[Opening Input data section]

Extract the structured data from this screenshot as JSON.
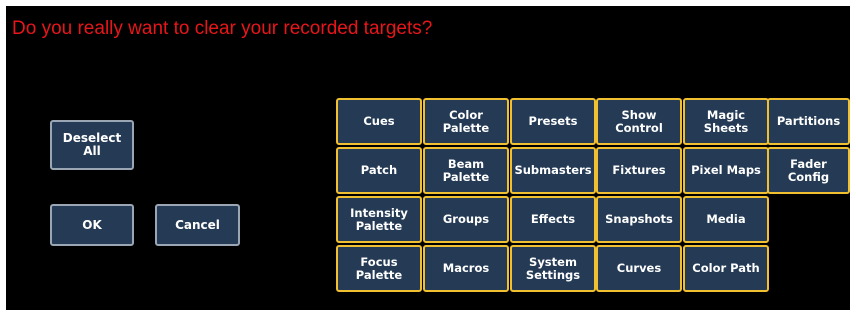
{
  "prompt": "Do you really want to clear your recorded targets?",
  "buttons": {
    "deselect_all": "Deselect\nAll",
    "ok": "OK",
    "cancel": "Cancel"
  },
  "targets": [
    [
      "Cues",
      "Color\nPalette",
      "Presets",
      "Show\nControl",
      "Magic\nSheets",
      "Partitions"
    ],
    [
      "Patch",
      "Beam\nPalette",
      "Submasters",
      "Fixtures",
      "Pixel Maps",
      "Fader Config"
    ],
    [
      "Intensity\nPalette",
      "Groups",
      "Effects",
      "Snapshots",
      "Media"
    ],
    [
      "Focus\nPalette",
      "Macros",
      "System\nSettings",
      "Curves",
      "Color Path"
    ]
  ],
  "colors": {
    "prompt": "#e8161a",
    "button_fill": "#243a55",
    "target_border": "#f0c030",
    "dialog_button_border": "#9aa6b4"
  }
}
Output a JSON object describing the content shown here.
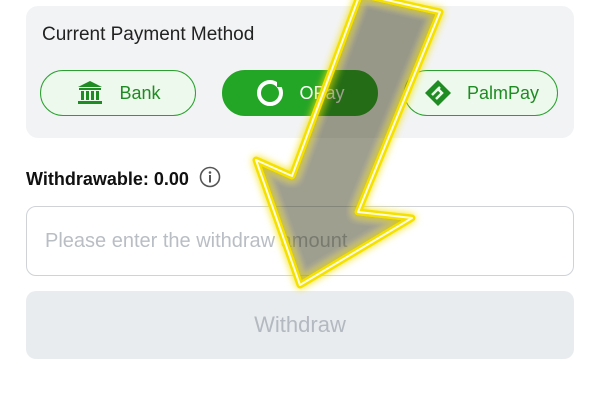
{
  "payment_card": {
    "title": "Current Payment Method",
    "methods": [
      {
        "label": "Bank",
        "icon": "bank-icon",
        "selected": false
      },
      {
        "label": "OPay",
        "icon": "opay-icon",
        "selected": true
      },
      {
        "label": "PalmPay",
        "icon": "palmpay-icon",
        "selected": false
      }
    ]
  },
  "withdrawable": {
    "label": "Withdrawable: 0.00",
    "info_icon": "info-icon"
  },
  "amount_input": {
    "placeholder": "Please enter the withdraw amount",
    "value": ""
  },
  "withdraw_button": {
    "label": "Withdraw",
    "enabled": false
  },
  "overlay": {
    "icon": "arrow-down-left-icon",
    "color": "#f5e100"
  },
  "colors": {
    "brand_green": "#23a526",
    "card_background": "#f2f3f5",
    "disabled_button": "#e9ecef"
  }
}
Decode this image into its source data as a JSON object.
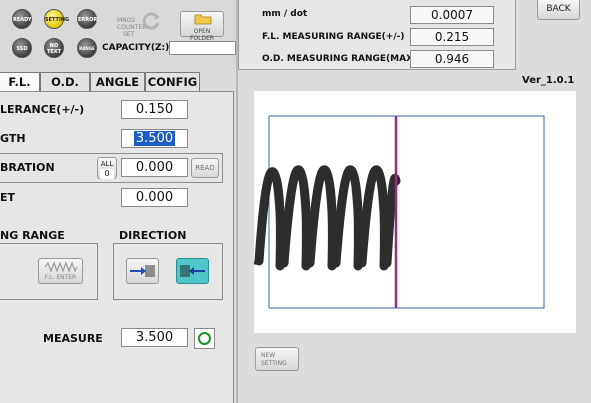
{
  "status": {
    "ready": "READY",
    "setting": "SETTING",
    "error": "ERROR",
    "ssd": "SSD",
    "no_text": [
      "NO",
      "TEXT"
    ],
    "range": "RANGE",
    "mno2_counter": [
      "MNO2",
      "COUNTER",
      "SET"
    ],
    "open_folder": "OPEN FOLDER",
    "capacity_label": "CAPACITY(Z:)",
    "capacity_value": ""
  },
  "info": {
    "mm_per_dot_label": "mm / dot",
    "mm_per_dot_value": "0.0007",
    "fl_range_label": "F.L.  MEASURING RANGE(+/-)",
    "fl_range_value": "0.215",
    "od_range_label": "O.D.  MEASURING RANGE(MAX)",
    "od_range_value": "0.946",
    "back_label": "BACK",
    "version": "Ver_1.0.1"
  },
  "tabs": [
    {
      "label": "F.L.",
      "active": true
    },
    {
      "label": "O.D.",
      "active": false
    },
    {
      "label": "ANGLE",
      "active": false
    },
    {
      "label": "CONFIG",
      "active": false
    }
  ],
  "form": {
    "tolerance_label": "LERANCE(+/-)",
    "tolerance_value": "0.150",
    "length_label": "GTH",
    "length_value": "3.500",
    "calibration_label": "BRATION",
    "all_label": "ALL",
    "all_count": "0",
    "calibration_value": "0.000",
    "read_label": "READ",
    "offset_label": "ET",
    "offset_value": "0.000",
    "range_label": "NG RANGE",
    "fl_enter_label": "F.L. ENTER",
    "direction_label": "DIRECTION",
    "measure_label": "MEASURE",
    "measure_value": "3.500",
    "new_setting": [
      "NEW",
      "SETTING"
    ]
  },
  "colors": {
    "measure_line": "#a0287f",
    "roi_box": "#3b63a8",
    "ok_indicator": "#1a8f2a",
    "direction_selected": "#4fc6c9"
  },
  "icons": {
    "refresh": "refresh-icon",
    "folder": "folder-icon",
    "arrow_right": "arrow-right-spring-icon",
    "arrow_left": "arrow-left-spring-icon",
    "spring": "spring-icon"
  }
}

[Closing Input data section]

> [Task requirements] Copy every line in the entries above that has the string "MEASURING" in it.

> [Response area]
    "fl_range_label": "F.L.  MEASURING RANGE(+/-)",
    "od_range_label": "O.D.  MEASURING RANGE(MAX)",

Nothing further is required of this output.